Six-nation East African Community - Kenya, Uganda, Rwanda, Burundi, Tanzania and South Sudan -as a whole has proposed a ban on second hand clothing by 2019. They hope the ban will help domestic textile manufacturers.
The United States trades millions of dollars worth of used clothing to East African countries essentially tax free. African countries export duty free products to the United States in return.
The bilateral trade agreement that makes this transaction possible, the African Growth Opportunity Act (AGOA), is the center of a controversy roiling African-US trade relations.
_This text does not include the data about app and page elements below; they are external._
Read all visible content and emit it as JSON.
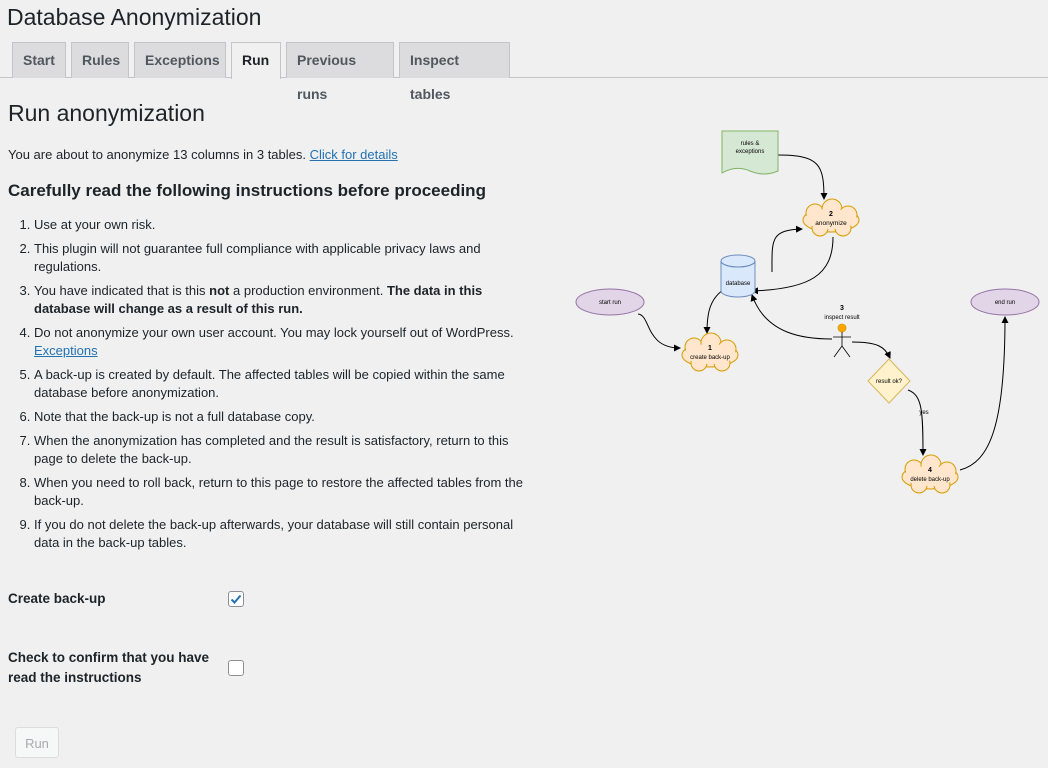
{
  "app": {
    "title": "Database Anonymization"
  },
  "tabs": [
    {
      "label": "Start",
      "active": false
    },
    {
      "label": "Rules",
      "active": false
    },
    {
      "label": "Exceptions",
      "active": false
    },
    {
      "label": "Run",
      "active": true
    },
    {
      "label": "Previous runs",
      "active": false
    },
    {
      "label": "Inspect tables",
      "active": false
    }
  ],
  "main": {
    "title": "Run anonymization",
    "summary_text": "You are about to anonymize 13 columns in 3 tables.",
    "summary_link": "Click for details",
    "warning_title": "Carefully read the following instructions before proceeding",
    "instructions": {
      "i1": "Use at your own risk.",
      "i2": "This plugin will not guarantee full compliance with applicable privacy laws and regulations.",
      "i3_a": "You have indicated that is this",
      "i3_b": "not",
      "i3_c": "a production environment.",
      "i3_d": "The data in this database will change as a result of this run.",
      "i4": "Do not anonymize your own user account. You may lock yourself out of WordPress.",
      "i4_link": "Exceptions",
      "i5": "A back-up is created by default. The affected tables will be copied within the same database before anonymization.",
      "i6": "Note that the back-up is not a full database copy.",
      "i7": "When the anonymization has completed and the result is satisfactory, return to this page to delete the back-up.",
      "i8": "When you need to roll back, return to this page to restore the affected tables from the back-up.",
      "i9": "If you do not delete the back-up afterwards, your database will still contain personal data in the back-up tables."
    }
  },
  "form": {
    "backup_label": "Create back-up",
    "backup_checked": true,
    "confirm_label": "Check to confirm that you have read the instructions",
    "confirm_checked": false,
    "run_label": "Run"
  },
  "flowchart": {
    "rules_line1": "rules &",
    "rules_line2": "exceptions",
    "step2_num": "2",
    "step2_label": "anonymize",
    "database_label": "database",
    "start_label": "start run",
    "end_label": "end run",
    "step1_num": "1",
    "step1_label": "create back-up",
    "step3_num": "3",
    "step3_label": "inspect result",
    "decision_label": "result ok?",
    "yes_label": "yes",
    "step4_num": "4",
    "step4_label": "delete back-up"
  },
  "colors": {
    "accent": "#2271b1",
    "cloud_fill": "#ffe6cc",
    "cloud_stroke": "#d79b00",
    "db_fill": "#dae8fc",
    "db_stroke": "#6c8ebf",
    "doc_fill": "#d5e8d4",
    "doc_stroke": "#82b366",
    "terminal_fill": "#e1d5e7",
    "terminal_stroke": "#9673a6",
    "decision_fill": "#fff2cc",
    "decision_stroke": "#d6b656"
  }
}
AGOA, a preferential trade deal intended to lift trade and economic growth across sub-Saharan Africa, was originally enacted in 2000 by President Clinton, then renewed in 2015 by President Obama.
A US lobby, the Secondary Materials and Recycled Textiles Association (SMART), filed a petition with the United States government against limiting clothing imports. Following the petition, the U.S. Trade Representative latter said that US was reviewing trade benefits to Rwanda, Tanzania and Uganda under the African Growth and Opportunity Act (AGOA).
But downtown Kampala, in Owino Market, traders seem unbothered by these developments. Instead, every day, bales of clothes are opened. Owino is a regional selling point for second hand clothes. With traders coming from as far as neighboring countries of Rwanda, South Sudan.
Across Africa, secondhand merchandise is the primary source of clothing. East Africa imported $151 million worth of used clothes and shoes in 2015, mostly from Europe and the United States. At least 70 percent of donated garments end up in Africa, according to Oxfam, a British charity that also sells used, donated clothes to the continent.